Sunday, November 11, 2007

Wednesday, November 7, 2007


The flipside of confidence is that every draft has at its heart a question mark. Even with the ego it takes, what you want is the response "I'm with you." And if not that, "I'm with you except where the king spills his chili. If it were Saltines, then -" and it's like a lightbulb. Of course! Saltines!

What's hard is the burning red-faced shame at having thought and then written "chili" at first. The urge to always remember it as "Saltines" from the first draft. Years later, remembering how well the King spilling his Saltines scene reads, why can't you write that way anymore? "Well, of course, the Saltines came from deep in my psyche, a childhood moment of desperation and melancholy brought to the surface by--" when No it didn't.

So here's the vulnerable moment: I'm writing "chili" right now and I'm doing it underlined because I have to believe. When in fact there's a question mark because I'm not sure yet.

Tuesday, November 6, 2007


A teacher once told me, of developing storylines, "You dance with the girl you brought to the party." If you start with a romantic comedy, and you've established that you're working that particular room, if you suddenly go Cassavetes in the last 20 minutes, it might feel right to you. But maybe only to you.

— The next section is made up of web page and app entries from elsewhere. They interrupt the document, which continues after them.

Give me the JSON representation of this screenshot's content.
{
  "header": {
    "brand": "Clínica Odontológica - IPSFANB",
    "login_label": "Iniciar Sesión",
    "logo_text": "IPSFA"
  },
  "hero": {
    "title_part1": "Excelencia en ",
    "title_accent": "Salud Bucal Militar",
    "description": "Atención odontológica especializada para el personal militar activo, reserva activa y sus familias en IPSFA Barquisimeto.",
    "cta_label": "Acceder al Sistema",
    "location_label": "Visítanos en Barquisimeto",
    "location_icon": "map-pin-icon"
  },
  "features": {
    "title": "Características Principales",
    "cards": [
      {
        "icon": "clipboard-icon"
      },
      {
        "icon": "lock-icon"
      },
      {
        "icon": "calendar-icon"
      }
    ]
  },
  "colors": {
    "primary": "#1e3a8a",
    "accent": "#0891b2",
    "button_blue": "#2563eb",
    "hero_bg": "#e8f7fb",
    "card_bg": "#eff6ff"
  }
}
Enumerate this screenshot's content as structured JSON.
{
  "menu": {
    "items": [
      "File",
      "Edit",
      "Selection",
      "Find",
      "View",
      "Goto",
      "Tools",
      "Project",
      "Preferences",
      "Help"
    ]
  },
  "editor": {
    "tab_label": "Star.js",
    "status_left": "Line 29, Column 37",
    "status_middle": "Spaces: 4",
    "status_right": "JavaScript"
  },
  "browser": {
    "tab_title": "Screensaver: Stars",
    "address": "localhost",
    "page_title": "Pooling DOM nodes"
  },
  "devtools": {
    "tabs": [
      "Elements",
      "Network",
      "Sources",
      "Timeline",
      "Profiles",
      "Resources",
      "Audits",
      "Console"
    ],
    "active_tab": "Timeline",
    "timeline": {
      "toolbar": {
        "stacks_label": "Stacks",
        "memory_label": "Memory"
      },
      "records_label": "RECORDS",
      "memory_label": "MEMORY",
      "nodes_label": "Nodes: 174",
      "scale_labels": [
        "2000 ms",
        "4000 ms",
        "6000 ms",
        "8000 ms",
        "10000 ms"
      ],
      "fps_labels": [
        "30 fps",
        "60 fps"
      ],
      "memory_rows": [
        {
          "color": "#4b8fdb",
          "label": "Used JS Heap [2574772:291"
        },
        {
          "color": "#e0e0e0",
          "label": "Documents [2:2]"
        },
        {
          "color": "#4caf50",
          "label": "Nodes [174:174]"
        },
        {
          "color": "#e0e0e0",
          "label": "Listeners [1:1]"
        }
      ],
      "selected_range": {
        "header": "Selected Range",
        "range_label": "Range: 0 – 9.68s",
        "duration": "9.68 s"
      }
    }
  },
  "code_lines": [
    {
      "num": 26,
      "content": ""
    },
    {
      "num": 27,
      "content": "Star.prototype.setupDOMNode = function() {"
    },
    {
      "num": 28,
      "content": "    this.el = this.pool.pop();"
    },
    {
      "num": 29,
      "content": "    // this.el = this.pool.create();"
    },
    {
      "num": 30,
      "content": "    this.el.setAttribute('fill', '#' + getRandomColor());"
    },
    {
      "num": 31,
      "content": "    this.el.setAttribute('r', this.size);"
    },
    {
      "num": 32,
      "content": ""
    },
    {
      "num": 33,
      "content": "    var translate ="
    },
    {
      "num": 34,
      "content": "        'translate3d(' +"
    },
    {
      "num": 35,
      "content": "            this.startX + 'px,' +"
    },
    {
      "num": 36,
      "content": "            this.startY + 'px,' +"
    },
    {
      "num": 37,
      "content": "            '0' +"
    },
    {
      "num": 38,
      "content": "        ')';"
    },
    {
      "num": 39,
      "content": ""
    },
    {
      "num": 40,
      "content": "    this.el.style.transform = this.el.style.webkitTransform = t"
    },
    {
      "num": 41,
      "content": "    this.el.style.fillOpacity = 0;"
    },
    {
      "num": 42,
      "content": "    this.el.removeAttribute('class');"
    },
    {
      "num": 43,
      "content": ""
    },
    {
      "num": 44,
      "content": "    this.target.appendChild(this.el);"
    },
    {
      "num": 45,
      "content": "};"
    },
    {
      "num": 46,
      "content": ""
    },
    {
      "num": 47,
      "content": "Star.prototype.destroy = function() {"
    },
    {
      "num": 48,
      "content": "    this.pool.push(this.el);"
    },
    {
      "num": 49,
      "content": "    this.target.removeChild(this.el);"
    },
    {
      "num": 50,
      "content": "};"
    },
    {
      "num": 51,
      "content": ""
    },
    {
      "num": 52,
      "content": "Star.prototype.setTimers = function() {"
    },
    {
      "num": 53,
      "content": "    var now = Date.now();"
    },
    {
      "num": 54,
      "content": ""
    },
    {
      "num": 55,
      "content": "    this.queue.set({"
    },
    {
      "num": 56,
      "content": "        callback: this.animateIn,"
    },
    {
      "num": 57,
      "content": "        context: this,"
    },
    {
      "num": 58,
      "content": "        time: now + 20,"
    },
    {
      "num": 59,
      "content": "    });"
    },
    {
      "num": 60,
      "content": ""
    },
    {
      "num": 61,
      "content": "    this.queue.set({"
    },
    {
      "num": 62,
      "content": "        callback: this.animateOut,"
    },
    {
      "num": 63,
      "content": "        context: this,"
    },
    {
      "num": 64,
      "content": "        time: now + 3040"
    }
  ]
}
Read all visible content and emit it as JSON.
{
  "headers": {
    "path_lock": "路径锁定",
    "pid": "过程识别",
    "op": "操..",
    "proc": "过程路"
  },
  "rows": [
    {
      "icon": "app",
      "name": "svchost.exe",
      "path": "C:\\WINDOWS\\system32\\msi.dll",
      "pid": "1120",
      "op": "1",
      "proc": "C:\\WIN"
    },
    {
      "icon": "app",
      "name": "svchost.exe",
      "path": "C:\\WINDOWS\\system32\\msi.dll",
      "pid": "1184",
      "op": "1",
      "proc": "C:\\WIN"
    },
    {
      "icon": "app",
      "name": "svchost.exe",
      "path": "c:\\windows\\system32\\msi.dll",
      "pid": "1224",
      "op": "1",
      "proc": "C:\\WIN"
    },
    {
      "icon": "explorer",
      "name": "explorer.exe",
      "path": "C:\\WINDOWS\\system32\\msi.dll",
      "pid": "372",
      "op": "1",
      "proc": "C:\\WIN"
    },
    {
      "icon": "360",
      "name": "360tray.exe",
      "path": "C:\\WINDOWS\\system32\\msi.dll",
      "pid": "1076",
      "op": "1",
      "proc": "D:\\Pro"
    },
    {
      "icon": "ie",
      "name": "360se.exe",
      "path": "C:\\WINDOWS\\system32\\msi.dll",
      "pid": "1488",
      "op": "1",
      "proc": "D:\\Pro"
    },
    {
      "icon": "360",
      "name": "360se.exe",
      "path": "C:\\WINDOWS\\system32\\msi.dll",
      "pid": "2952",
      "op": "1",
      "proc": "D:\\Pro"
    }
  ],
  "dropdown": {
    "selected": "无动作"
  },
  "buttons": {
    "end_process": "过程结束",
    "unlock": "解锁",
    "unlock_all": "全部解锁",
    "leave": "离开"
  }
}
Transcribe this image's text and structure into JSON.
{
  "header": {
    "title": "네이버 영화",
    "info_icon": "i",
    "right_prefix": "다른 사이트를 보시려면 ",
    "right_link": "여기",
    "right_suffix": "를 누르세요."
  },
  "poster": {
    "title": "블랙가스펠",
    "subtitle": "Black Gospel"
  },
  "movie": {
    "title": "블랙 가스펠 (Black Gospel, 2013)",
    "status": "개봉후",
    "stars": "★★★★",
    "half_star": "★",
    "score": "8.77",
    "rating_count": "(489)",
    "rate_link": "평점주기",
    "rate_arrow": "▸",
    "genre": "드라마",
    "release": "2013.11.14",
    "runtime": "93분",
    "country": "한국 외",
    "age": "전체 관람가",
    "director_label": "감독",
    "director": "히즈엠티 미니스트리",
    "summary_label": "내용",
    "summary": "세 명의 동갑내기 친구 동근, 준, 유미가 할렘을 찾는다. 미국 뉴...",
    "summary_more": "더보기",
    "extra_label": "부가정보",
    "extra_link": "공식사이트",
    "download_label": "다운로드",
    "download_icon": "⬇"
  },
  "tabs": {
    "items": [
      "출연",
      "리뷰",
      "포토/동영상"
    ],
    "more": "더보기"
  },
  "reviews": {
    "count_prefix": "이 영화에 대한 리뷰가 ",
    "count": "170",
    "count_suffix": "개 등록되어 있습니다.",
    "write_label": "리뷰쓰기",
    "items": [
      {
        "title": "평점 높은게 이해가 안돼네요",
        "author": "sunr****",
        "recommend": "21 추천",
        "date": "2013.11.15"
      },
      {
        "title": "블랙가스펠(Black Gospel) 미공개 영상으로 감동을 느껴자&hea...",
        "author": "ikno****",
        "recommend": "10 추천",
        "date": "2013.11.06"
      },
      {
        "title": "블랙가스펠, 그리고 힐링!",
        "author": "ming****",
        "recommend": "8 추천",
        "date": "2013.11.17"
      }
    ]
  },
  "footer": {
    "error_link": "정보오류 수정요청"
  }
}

But I am now thinking of books and movies where a sudden breaking of the rules is liberating. Perhaps what they all have in common is boldness and declaration, so you know you're coloring outside the lines. No matter how ridiculous the landscape, if you trust the guide, the journey will be worthwhile. If you are led through the jungle and feel led then a romantic comedy with an unresolved ending might be okay.



This is what it's like: painting a house, inside and out, with the brush fastened to the tip of my nose.

Sunday, November 4, 2007


Today was about fractals (again). If you cross cut between two scenes it's human nature to anticipate a final collision. Even if there isn't one. The brain will sometimes cause a spark to leap from God to Moses's finger.

Saturday, November 3, 2007


In one image, Mr. Steve Ditko expresses it all. Thank you, Steve.

Friday, November 2, 2007


Two years ago, I lived in a small farm town near Santa Barbara. People there were highly attuned to the patterns of weather, which were always dramatic. One day in spring I was walking downtown and I looked in the sky and saw the clouds blowing from east to west. It was easy to tell east and west, as the valley ran that way. I wasn't the only person noticing. People were stopped on the sidewalk and staring. The reason is that the clouds only blow west to east. The ocean is west, the wind always blows from there. Always. I mean: every day for the last four thousand years. You could have heard a pin drop.

Beginning that moment I got a knot in my stomach that has never gone away. We had no rain, then 11 inches one night. There was a four-day-long frost that killed everything. A 400-year-old oak tree toppled over. Most of the other oaks grew a mysterious fungus that killed them. At the market, all the farmers said they no longer knew what to plant -- nothing made sense. I could feel the weather fighting with itself, blasts of hot air coming in where there should have only been cold.

I still feel this every single day. I write here about fractals and keyboards and accumulation and I am also battling with a fairly dark question. I can only not ask the question for a few hours at a time; I can't actually lay it to rest.

Thursday, November 1, 2007


Floating paper boats into the ether (is that how that works?)

Taking 100 pages and deciding to insert a double line break roughly every ten pages, just for the rhythm of it. It leads to a sense of fractal geometry. I'm not smart enough to understand the ins and outs of quasi-self-similarity, but I recognize the concept of stochastic processes at work.

A month ago I was thinking about how I was intimidated by the idea that the release of information was determined by a set pattern and if you deviated from it, you'd fall off the mountainside and plunge into darkness. But: no. It's infinite. And, depending on how you think about this word, "random." The eyes are brown, the hair is blonde, because I said so. Boy meets, boy loses, boy gets because I said so. And isn't me saying so essentially random? Governing principal is psychology, storytelling, accepted practice, but aren't those just recognized divots in the snow? We are familiar with the patterns, which is why they're the footprints you can follow. But looked at geometrically, boy meets, boy loses, boy gets is just as likely as anything else.

It turns out what I thought was strength in a unified landscape was actually strenghtened by taking the puzzle pieces apart and looking at each on on its own. Micro-climates. Turning the last line of a paragraph into a cliff-hanger. Unexpected, and ending up fractal: taking a scene into smaller and smaller pieces, where every exchange of dialogue ends up having both its own weight and the cumulative weight of the scene. This is a good surprise. The bow of many small rope bridges rather than the parabola-in-growth-spurts of the jungle chasm-spanner.

I don't know if that has practical value.



I have been thinking all day long "a year ago." A year ago I sat in an after hours bar on Ludlow and Canal, drinking vodka martinis and writing "Alacriter Profer Liberaliter" in my journal. I am always going to be grateful for the fact of Halloween.

And now: perfect night for new beginnings. And terror.